Data from: Harsh conditions during early development influence telomere length in an altricial passerine: links with oxidative stress and corticosteroids
Cite this dataset
Gil, Diego et al. (2018). Data from: Harsh conditions during early development influence telomere length in an altricial passerine: links with oxidative stress and corticosteroids [Dataset]. Dryad. https://doi.org/10.5061/dryad.89p317f

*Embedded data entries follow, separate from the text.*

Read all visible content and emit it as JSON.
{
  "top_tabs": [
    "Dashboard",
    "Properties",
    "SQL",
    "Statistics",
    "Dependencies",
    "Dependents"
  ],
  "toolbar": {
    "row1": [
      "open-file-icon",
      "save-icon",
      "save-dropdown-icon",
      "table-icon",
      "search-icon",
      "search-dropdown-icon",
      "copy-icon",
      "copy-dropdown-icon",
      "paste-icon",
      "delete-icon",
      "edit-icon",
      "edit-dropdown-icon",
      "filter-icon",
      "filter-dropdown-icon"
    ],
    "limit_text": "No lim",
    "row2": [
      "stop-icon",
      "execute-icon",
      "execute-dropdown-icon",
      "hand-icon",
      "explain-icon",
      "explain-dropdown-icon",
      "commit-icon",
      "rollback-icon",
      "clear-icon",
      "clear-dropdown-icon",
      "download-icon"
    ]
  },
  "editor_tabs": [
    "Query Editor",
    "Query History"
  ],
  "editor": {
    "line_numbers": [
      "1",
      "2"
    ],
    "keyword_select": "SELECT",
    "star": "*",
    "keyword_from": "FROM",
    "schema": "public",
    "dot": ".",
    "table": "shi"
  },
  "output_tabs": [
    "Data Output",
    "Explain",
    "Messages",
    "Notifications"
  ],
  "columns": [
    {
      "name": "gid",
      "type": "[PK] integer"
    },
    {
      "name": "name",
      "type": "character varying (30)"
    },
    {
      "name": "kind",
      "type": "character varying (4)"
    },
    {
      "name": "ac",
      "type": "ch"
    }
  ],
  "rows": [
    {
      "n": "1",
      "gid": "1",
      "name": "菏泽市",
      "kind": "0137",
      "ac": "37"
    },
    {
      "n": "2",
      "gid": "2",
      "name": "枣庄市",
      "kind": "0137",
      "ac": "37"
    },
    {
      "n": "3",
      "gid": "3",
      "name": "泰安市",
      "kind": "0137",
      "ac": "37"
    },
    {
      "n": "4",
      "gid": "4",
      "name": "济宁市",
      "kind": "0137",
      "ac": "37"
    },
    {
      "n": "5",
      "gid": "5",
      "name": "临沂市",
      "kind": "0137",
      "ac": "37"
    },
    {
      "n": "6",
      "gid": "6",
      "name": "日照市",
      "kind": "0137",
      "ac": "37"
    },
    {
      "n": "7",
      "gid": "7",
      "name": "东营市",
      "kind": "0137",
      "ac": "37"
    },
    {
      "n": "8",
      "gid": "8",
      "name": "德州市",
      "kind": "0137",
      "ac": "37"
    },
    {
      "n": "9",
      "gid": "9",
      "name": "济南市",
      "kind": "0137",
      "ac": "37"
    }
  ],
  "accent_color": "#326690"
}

Stress during early development can induce substantial long-term effects in organisms. In the case of birds, despite growth compensations, nestlings reared under harsh conditions typically show reduced survival chances in adulthood. It has been proposed that environmental early-life stressors could affect longevity via effects on telomere length, possibly mediated through oxidative stress. However, the link between these processes is not clear. In this study, we experimentally manipulated brood size in spotless starlings (Sturnus unicolor) to test the causal relationship between early stress, oxidative and corticosterone-mediated stress and telomere shortening. Our results show that experimentally enlarged brood sizes led to a reduction in morphometric development on nestlings, the effect being stronger for females than males. Additionally, basal corticosterone levels increased with increasing brood size in female nestlings. Neither plasma antioxidant status nor malondialdehyde levels (a marker of lipid peroxidation) were affected by experimental brood size, although the levels of a key intracellular antioxidant (glutathione) decreased with increasing brood size. We found that the treatment showed a quadratic effect on nestling telomere lengths, that were shortened either by increases or decreases of the original brood size. Our study provides experimental evidence for a link between developmental stress and telomere length, but does not support a direct causal link of this reduction with corticosterone or oxidative stress. We suggest that future studies should focus on how telomere length responds to additional markers of allostatic load.